Many thanks for your speedy reply to my query. However, your answer has raised
further questions in my mind.
When I run the conjunction analysis I obviously get the results table with
areas of activation and associated p values at the voxel and cluster level.. My
question is therefore at what level of p value do the results become
"significant" in a conjunction. I.e. if the corrected p value for an
activation is p=0.24 and the uncorrected p<0.001 is it "valid" to report this
as a "significant" result because it has survived a conjunction of 12 subjects
at Karl's suggested threshold (from your reply) even though I had no a priori
hypothesis for this location?
Many thanks again.
Cathy Price wrote:
> Hello Mark
> According to Karl, the following heuristic can be applied.
> The threshold you need to chose for each subject (Pc) should equal the
> threshold you want for the conjunction (Pw), when Pc is raised to the power
> of n.
> So if the uncorrected threshold you want for the conjunction is p<0.001
> then the threshold for each subject is 0.4217 for 8 subjects (approximately
> what you used)
> and 0.1778 for 4 subjects (higher than you used).
> >> 0.001^(1/4) = 0.1778
> Hopefully this stricter threshold with the lower P value will give you more
> sensible results
> for the n=4 group.
> >Dear SPMers,
> >I have a data set of 12 subjects who had 12 run water PET scans. The
> >subjects split into 2 groups (n=8 & 4 for the groups). I would like to
> >see which areas of activation are common to the subjects in each group.
> >I therefore want to do conjunction analyses for each group of subjects.
> >My question concerns appropriate thresholding (p values) for the results
> >from these conjunctions.
> >I have entered the data using the subject x condition interaction design
> >for PET studies with each subject having 6 scans under each condition.

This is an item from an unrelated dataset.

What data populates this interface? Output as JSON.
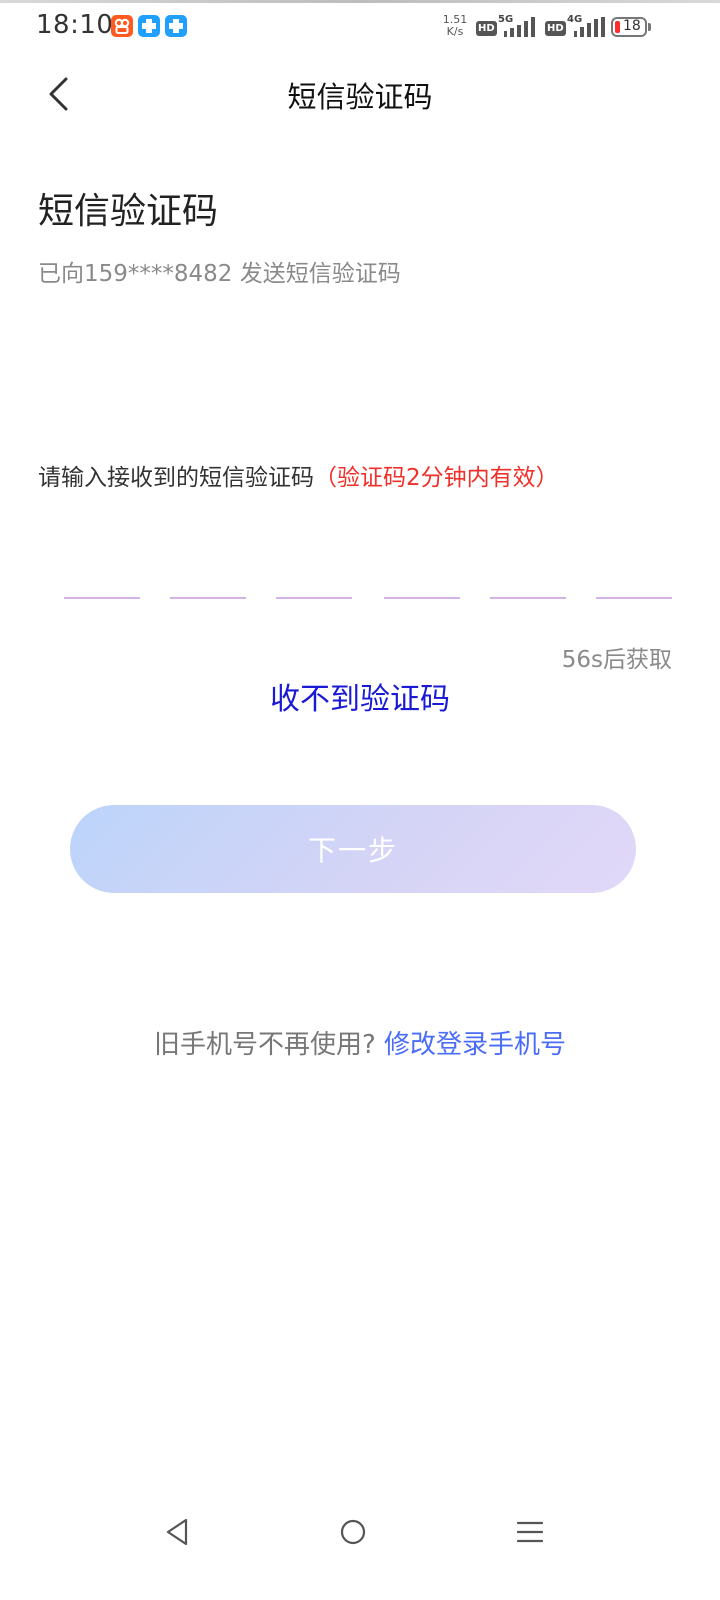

> >I have then done a separate contrast for each subject (-1 1). I then
> >obviously do a conjunction of these individual contrasts including the 4
> >or 8 subjects I am interested in. I have no a priori hypotheses of
> >particular areas that I am expecting differences so suspect that I
> >should be using corrected p values.
> >I have specified low thresholds for the contrast conjunctions (eg.
> >p<0.5) which for 8 subjects give fairly discrete activations in sensible
> >places, but for 4 subjects most of the brain is pale gray. Intuitively
> >I can understand that the fewer subjects I include in a conjunction the
> >more likely activations will be common in the conjunction. What I do
> >not understand is some way to quantify this so that I do not make type I
> >or type II errors interpreting the conjunctions.
> >Help on this would be appreciated.
> >Dr. Mark Daglish
> >Clinical Research Fellow
> >Psychopharmacology Unit
> >University of Bristol
Dr. Mark Daglish
Clinical Research Fellow